===== DATA FOR REVIEW =====

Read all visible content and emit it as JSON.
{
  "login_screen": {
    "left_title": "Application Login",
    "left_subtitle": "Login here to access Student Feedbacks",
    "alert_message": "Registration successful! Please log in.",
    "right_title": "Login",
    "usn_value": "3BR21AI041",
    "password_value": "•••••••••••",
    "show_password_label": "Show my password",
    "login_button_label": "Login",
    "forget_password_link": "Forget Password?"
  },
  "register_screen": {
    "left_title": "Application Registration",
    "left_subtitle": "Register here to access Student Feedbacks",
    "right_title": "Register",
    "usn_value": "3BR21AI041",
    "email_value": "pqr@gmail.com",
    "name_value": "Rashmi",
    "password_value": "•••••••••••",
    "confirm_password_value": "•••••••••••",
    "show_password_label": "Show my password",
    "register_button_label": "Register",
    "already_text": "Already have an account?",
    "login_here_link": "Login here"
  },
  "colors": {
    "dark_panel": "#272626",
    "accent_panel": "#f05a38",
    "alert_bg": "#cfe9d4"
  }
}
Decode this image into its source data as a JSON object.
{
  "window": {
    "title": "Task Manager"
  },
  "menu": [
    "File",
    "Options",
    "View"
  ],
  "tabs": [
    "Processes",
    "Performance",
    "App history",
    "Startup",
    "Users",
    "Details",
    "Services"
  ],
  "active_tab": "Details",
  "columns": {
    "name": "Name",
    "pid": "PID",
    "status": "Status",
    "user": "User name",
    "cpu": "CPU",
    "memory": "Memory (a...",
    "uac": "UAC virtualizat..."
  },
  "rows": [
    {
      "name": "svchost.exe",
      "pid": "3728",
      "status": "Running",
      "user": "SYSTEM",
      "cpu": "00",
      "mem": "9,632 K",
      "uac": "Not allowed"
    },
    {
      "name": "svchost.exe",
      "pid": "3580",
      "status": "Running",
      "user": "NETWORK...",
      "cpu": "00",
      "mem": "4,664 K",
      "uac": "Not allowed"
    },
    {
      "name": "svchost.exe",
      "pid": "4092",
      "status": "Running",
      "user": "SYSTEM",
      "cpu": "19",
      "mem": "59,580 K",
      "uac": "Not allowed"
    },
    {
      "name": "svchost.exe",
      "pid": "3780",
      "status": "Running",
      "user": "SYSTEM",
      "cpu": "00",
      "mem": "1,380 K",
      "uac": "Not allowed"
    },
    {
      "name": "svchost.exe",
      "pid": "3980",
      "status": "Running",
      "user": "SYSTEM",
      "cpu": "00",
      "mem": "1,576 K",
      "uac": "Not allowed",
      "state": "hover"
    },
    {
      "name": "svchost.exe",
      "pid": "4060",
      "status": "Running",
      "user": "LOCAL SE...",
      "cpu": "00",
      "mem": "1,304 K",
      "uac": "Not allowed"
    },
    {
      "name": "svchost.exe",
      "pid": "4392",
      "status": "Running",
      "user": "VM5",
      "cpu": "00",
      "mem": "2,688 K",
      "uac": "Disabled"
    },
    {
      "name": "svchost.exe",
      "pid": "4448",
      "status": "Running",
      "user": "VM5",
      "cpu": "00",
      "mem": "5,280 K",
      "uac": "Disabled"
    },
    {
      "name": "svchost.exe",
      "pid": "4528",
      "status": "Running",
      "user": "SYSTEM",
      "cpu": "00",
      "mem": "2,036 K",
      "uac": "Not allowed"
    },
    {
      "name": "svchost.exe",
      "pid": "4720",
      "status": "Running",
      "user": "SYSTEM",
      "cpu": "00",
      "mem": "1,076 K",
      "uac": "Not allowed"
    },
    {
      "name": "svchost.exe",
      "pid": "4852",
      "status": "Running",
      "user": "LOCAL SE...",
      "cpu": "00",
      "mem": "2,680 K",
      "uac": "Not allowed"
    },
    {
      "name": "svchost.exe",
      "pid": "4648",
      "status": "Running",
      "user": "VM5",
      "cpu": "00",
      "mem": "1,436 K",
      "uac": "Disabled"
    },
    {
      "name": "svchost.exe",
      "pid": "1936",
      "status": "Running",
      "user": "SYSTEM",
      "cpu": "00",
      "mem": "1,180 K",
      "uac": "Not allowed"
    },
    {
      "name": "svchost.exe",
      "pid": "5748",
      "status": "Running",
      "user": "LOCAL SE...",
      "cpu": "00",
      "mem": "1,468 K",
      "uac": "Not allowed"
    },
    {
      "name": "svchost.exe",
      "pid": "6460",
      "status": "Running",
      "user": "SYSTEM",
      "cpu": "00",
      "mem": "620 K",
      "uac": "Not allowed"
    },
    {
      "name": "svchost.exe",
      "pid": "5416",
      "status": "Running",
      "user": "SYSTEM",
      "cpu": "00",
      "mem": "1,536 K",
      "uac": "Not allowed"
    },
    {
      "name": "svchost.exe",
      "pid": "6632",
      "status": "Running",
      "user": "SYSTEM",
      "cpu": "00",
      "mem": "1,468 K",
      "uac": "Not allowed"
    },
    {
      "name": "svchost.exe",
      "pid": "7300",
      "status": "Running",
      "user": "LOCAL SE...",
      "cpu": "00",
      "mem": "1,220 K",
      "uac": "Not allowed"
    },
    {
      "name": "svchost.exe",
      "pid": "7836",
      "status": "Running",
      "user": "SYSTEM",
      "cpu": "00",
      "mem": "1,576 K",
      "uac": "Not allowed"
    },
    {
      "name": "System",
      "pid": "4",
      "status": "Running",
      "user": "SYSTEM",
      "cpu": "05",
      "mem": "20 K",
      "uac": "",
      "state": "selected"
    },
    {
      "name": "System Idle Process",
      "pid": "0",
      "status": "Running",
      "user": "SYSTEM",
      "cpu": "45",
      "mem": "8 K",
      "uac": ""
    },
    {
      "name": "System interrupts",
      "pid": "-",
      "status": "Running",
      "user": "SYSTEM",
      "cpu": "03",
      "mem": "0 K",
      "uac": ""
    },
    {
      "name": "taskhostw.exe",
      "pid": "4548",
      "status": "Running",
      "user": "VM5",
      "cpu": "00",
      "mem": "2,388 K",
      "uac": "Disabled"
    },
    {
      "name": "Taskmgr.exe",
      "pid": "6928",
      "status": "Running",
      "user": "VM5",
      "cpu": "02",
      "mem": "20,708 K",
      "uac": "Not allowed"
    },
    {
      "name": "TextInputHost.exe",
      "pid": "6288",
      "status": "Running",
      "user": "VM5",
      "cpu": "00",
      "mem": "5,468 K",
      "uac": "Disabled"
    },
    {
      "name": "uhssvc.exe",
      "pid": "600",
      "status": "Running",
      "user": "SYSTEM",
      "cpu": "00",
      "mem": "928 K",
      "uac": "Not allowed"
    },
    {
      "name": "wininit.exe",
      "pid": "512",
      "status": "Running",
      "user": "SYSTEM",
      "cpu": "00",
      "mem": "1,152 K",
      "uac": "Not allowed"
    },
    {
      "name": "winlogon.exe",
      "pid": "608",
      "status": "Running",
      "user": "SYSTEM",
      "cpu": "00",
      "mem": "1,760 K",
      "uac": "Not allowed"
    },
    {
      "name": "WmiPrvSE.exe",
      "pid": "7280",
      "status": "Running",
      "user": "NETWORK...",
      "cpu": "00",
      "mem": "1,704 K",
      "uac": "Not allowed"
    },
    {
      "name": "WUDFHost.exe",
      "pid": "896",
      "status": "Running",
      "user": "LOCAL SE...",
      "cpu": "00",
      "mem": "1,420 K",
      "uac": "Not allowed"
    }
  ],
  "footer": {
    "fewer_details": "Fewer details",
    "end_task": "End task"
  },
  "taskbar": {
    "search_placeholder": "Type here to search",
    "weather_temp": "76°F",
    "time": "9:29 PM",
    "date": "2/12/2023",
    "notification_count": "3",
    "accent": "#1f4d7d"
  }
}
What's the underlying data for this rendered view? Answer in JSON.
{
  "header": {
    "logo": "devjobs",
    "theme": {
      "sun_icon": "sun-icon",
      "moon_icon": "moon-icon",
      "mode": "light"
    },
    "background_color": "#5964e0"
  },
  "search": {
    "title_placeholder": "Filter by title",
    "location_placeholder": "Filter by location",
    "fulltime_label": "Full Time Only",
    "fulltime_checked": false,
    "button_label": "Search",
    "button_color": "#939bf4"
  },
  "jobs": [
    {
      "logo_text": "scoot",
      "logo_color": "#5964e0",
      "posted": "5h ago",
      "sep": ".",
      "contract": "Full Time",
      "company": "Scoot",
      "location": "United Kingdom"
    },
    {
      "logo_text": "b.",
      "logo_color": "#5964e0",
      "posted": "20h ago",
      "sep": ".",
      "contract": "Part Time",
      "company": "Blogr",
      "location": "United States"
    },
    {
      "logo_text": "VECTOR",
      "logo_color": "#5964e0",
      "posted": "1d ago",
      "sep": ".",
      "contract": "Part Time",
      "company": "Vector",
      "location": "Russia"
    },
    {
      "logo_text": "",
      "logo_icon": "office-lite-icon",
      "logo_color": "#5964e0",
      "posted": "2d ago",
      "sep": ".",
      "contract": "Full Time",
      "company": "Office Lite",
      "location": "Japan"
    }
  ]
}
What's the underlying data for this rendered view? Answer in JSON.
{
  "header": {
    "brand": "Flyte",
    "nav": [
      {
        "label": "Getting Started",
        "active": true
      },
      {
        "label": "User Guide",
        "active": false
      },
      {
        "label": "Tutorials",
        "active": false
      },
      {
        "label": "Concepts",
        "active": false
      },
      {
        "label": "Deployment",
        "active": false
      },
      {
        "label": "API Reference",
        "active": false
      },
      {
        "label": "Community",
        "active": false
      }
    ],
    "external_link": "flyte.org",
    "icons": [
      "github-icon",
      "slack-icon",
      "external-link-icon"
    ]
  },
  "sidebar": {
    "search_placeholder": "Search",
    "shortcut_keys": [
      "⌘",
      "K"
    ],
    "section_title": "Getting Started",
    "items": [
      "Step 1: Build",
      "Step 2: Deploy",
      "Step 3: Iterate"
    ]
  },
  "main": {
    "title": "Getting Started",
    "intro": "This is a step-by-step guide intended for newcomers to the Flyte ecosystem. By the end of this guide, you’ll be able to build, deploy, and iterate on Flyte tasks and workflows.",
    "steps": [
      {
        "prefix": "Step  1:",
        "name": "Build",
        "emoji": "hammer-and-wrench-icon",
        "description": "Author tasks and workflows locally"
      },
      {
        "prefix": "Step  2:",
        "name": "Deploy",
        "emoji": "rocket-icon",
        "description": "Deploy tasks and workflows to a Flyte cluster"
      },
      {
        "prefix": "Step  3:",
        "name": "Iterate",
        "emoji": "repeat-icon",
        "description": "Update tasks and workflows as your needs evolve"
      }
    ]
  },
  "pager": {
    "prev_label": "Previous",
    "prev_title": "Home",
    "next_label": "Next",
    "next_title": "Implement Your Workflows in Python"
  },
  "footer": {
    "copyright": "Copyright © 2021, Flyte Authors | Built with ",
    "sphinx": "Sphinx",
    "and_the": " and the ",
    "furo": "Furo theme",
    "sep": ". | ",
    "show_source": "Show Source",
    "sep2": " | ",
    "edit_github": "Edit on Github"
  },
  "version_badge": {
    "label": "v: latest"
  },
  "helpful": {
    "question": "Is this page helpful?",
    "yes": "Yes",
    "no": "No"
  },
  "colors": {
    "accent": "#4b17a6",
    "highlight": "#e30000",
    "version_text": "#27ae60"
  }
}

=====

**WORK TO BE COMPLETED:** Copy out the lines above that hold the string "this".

**WRITTEN SOLUTION:**
Decode this image into its source data as a JSON object.
What's the underlying data for this rendered view? Answer in JSON.
What's the underlying data for this rendered view? Answer in JSON.
    "intro": "This is a step-by-step guide intended for newcomers to the Flyte ecosystem. By the end of this guide, you’ll be able to build, deploy, and iterate on Flyte tasks and workflows.",
    "question": "Is this page helpful?",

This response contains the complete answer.